- Put the battery case back on.
- Store the battery in a cool and dry place.
2) Drain the petrol. Petrol slowly evaporates from the tank when stored for a long time. So you’re stuck without fuel when restarting the bike.
- For this bring the fuel control knob to the OFF position.
- Remove the small rubber pipe at the end that leads out from the fuel control knob.
- Place a dry, clean bottle at the place where you removed the pipe. Turn the fuel knob to the ON position, all the petrol should now start flowing out of the tank into the bottle.
- Once all the petrol is collected, reconnect the pipe and bring the knob to OFF position.
- That’s it (And that’s why its so darn easy for those frickin’ petrol thieves!)
- Store the petrol bottle in a cool, dry and safe place.
3) If the bike is parked outside, cover the bike with a tarpaulin cover – to prevent dust and rainwater from getting in.

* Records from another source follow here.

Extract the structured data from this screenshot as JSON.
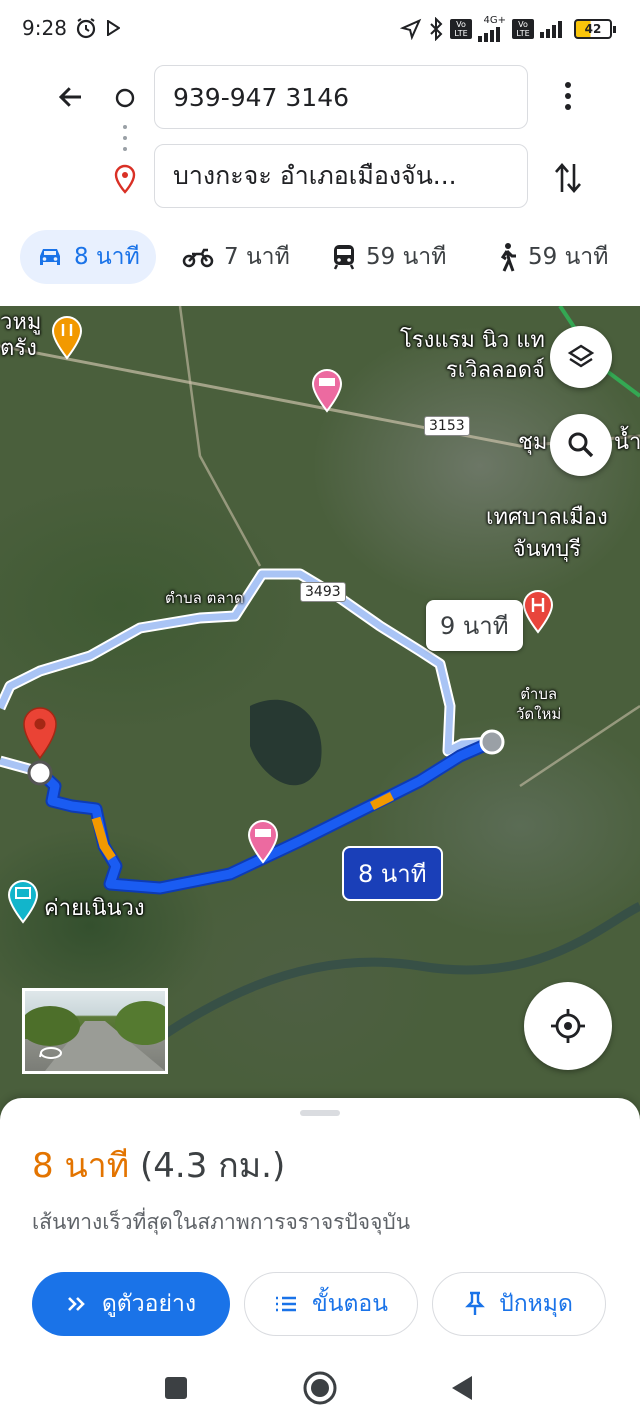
{
  "status": {
    "time": "9:28",
    "network_label": "4G+",
    "volte": "Vo LTE",
    "battery": "42"
  },
  "directions": {
    "origin": "939-947 3146",
    "destination": "บางกะจะ อำเภอเมืองจัน...",
    "modes": [
      {
        "icon": "car-icon",
        "label": "8 นาที",
        "active": true
      },
      {
        "icon": "motorcycle-icon",
        "label": "7 นาที"
      },
      {
        "icon": "transit-icon",
        "label": "59 นาที"
      },
      {
        "icon": "walk-icon",
        "label": "59 นาที"
      }
    ]
  },
  "map": {
    "labels": {
      "poi_topleft": "วหมู\nตรัง",
      "hotel_name": "โรงแรม นิว แท\nรเวิลลอดจ์",
      "route_3153": "3153",
      "community": "ชุม",
      "community_right": "น้ำ",
      "municipality": "เทศบาลเมือง\nจันทบุรี",
      "tambon_talat": "ตำบล ตลาด",
      "route_3493": "3493",
      "tambon_wat_mai": "ตำบล\nวัดใหม่",
      "camp": "ค่ายเนินวง"
    },
    "alt_route_time": "9 นาที",
    "main_route_time": "8 นาที",
    "colors": {
      "route": "#1a5cf2",
      "alt_route": "#a9c4f5",
      "traffic_slow": "#f29900",
      "transit_green": "#34a853"
    }
  },
  "sheet": {
    "duration": "8 นาที",
    "distance": "(4.3 กม.)",
    "description": "เส้นทางเร็วที่สุดในสภาพการจราจรปัจจุบัน",
    "buttons": {
      "preview": "ดูตัวอย่าง",
      "steps": "ขั้นตอน",
      "pin": "ปักหมุด"
    },
    "accent_color": "#e37400",
    "primary_color": "#1a73e8"
  }
}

4) Wash your hands and go eat a snack or something.
When it’s time to restart:
1) Reconnect the battery.
- Get out the screw, washer and nut sets.
- Place the battery in the holder.

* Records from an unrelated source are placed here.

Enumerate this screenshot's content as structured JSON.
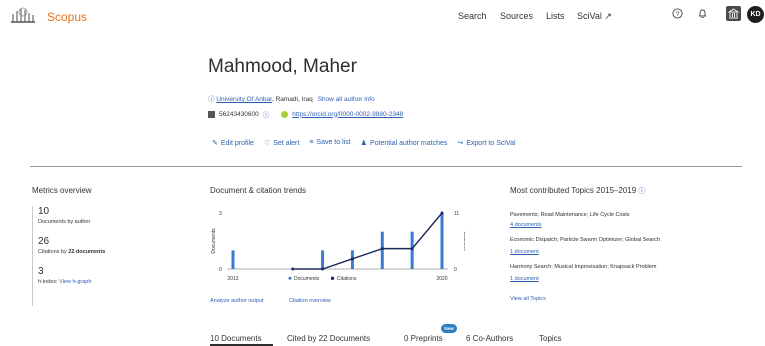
{
  "header": {
    "brand": "Scopus",
    "nav": [
      "Search",
      "Sources",
      "Lists",
      "SciVal ↗"
    ],
    "avatar_initials": "KD"
  },
  "author": {
    "name": "Mahmood, Maher",
    "affiliation": "University Of Anbar",
    "location": ", Ramadi, Iraq",
    "show_all": "Show all author info",
    "scopus_id": "56243430600",
    "orcid": "https://orcid.org/0000-0002-9880-2348"
  },
  "actions": [
    "Edit profile",
    "Set alert",
    "Save to list",
    "Potential author matches",
    "Export to SciVal"
  ],
  "metrics": {
    "title": "Metrics overview",
    "documents_value": "10",
    "documents_label": "Documents by author",
    "citations_value": "26",
    "citations_label_prefix": "Citations by ",
    "citations_label_bold": "22 documents",
    "hindex_value": "3",
    "hindex_label": "h-index:",
    "hindex_link": "View h-graph"
  },
  "chart": {
    "title": "Document & citation trends",
    "links": [
      "Analyze author output",
      "Citation overview"
    ]
  },
  "chart_data": {
    "type": "bar",
    "x": [
      2013,
      2014,
      2015,
      2016,
      2017,
      2018,
      2019,
      2020
    ],
    "series": [
      {
        "name": "Documents",
        "kind": "bar",
        "values": [
          1,
          0,
          0,
          1,
          1,
          2,
          2,
          3
        ]
      },
      {
        "name": "Citations",
        "kind": "line",
        "values": [
          null,
          null,
          0,
          0,
          2,
          4,
          4,
          11
        ]
      }
    ],
    "x_tick_labels": [
      "2013",
      "2020"
    ],
    "y_left_label": "Documents",
    "y_left_ticks": [
      "0",
      "3"
    ],
    "y_right_label": "Citations",
    "y_right_ticks": [
      "0",
      "11"
    ],
    "ylim_left": [
      0,
      3
    ],
    "ylim_right": [
      0,
      11
    ],
    "legend": [
      "Documents",
      "Citations"
    ],
    "legend_position": "bottom",
    "colors": {
      "documents": "#3a7bd5",
      "citations": "#1f2a5c"
    }
  },
  "topics": {
    "title": "Most contributed Topics 2015–2019",
    "items": [
      {
        "name": "Pavements; Road Maintenance; Life Cycle Costs",
        "count": "4 documents"
      },
      {
        "name": "Economic Dispatch; Particle Swarm Optimizer; Global Search",
        "count": "1 document"
      },
      {
        "name": "Harmony Search; Musical Improvisation; Knapsack Problem",
        "count": "1 document"
      }
    ],
    "view_all": "View all Topics"
  },
  "tabs": [
    "10 Documents",
    "Cited by 22 Documents",
    "0 Preprints",
    "6 Co-Authors",
    "Topics"
  ],
  "new_badge": "New"
}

- Align the leads to the battery terminals making sure you use the correct polarities. The screw plus washer set will hold the lead to the terminal on one side and the nut has to be on the other side. Keep tightening the screw till the lead is firmly connected to the terminal. Repeat for the other polarity.

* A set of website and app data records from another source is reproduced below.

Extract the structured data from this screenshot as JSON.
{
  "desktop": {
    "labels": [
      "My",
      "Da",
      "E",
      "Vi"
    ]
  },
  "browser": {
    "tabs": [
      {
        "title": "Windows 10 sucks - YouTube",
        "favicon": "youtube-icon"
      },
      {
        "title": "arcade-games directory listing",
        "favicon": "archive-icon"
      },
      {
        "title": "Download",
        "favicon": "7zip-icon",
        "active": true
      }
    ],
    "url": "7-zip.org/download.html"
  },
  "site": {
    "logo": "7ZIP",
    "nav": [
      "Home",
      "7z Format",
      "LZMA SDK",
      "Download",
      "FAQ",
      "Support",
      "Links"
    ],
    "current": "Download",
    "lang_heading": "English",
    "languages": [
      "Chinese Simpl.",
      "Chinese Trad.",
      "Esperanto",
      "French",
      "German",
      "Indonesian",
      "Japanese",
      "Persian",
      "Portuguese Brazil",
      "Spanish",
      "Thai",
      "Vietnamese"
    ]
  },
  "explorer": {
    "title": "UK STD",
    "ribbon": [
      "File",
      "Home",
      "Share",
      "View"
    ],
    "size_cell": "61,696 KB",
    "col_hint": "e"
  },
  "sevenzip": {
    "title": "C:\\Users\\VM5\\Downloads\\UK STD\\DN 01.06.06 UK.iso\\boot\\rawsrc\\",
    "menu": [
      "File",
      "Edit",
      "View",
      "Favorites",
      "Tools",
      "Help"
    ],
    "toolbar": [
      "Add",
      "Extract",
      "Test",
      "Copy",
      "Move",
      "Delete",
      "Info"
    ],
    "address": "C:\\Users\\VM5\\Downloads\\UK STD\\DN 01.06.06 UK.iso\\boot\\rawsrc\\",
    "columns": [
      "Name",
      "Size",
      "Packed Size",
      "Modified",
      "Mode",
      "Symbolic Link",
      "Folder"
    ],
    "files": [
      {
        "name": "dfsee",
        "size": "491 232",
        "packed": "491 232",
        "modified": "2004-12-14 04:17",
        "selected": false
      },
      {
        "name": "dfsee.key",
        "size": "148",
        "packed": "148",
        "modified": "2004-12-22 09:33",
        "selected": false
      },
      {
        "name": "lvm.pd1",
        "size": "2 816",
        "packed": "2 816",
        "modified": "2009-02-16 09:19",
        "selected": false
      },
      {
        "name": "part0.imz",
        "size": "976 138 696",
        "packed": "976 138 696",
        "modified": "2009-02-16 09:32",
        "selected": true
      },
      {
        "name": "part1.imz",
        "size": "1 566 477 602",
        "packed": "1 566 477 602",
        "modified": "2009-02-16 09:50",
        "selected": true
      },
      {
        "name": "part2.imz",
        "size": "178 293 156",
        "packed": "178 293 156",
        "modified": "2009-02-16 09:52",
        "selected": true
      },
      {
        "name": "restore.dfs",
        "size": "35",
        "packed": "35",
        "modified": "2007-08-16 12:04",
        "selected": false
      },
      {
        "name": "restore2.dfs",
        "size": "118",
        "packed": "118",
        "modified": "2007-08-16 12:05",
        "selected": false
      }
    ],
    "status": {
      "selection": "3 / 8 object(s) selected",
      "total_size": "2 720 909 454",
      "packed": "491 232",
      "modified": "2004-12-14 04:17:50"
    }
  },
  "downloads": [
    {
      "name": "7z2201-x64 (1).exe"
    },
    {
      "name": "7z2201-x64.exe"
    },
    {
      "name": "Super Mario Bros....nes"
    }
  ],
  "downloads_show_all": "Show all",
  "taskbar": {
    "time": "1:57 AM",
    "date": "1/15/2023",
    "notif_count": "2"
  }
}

- Now just turn on the ignition and check if the neutral indicator light comes on. If so, you’re battery is good. If it doesnt, try the indicator or the brake light. If nothing works then the battery is dead. In such a case, haul the darn thing to a battery shop where they’ll charge it for you overnight for about 20 Rs.
- Once the battery is connected, tested and in place, don’t forget to put the straps back on. This is a bit of a pain fucking nightmare, so you’ll have to struggle. Hook the battery strap into one hook and then pull the strap tightly – you’ll have to stretch, press, grunt and squeeze. A lot. Once the first strap is in, the next one will be much easier. (That’s why test the battery before putting the straps on.)
2) Fill in the fuel into the tank and bring the petrol knob to RESERVE position. This is to ensure that there will always be fuel supply.
3) Next, remove the spark plug and just blow any carbon away. This is the critical step, removing the spark plug will cause built up air pressure to be released. If you don’t remove the spark plug, you’ll be kicking away until you have fractured kneecaps. All right then put the spark plug back on.
4) Now, press the clutch and crank the kick-starter lever. The lever might be difficult to press, but keep at it. If it moves without any pressure at all,it’s a good sign. Do this 15-20 times, this will allow the oil to circulate in the engine.
5) OK, showtime! Turn on the ignition and make sure the engine switch is ON. This is easy to overlook, especially the engine switch. All right, decompress the engine, and then give it a few solid kicks. If you feel the engine sputter – this is a good sign. Couple of kicks later – the engine should start. Fucking awesome! Give it some throttle and let it run at moderately high throttle for a couple of minutes. Progressively lower the throttle and check if the engine runs.
If the engine doesn’t start at all, give a couple of minutes break and then retry with the choke on. It should work. All in all have some patience and don’t give up, I’ve usually found about twenty to thirty kicks to be the max to start the bike. (If it doesn’t start at all, fuck it and just call the mechanic.)
6) Ride into the sunset.
Its been absolutely pouring for the last 36 hours in Chennai because of the North East Monsoon. Check out the clouds in this satellite picture(focus on south India), you can hardly even see the Tamil-Nadu state outline!
And here’s a slightly closer-to-the ground look :
I desperately want to get out, but dread the thought of wading in sewage-mixed water in the road. I can see that the water is already touching the 3 feet mark on the road and am starting to worry on how much further Chennai’s notorious drainage can cope up. I definitely don’t want to be in a situation like this.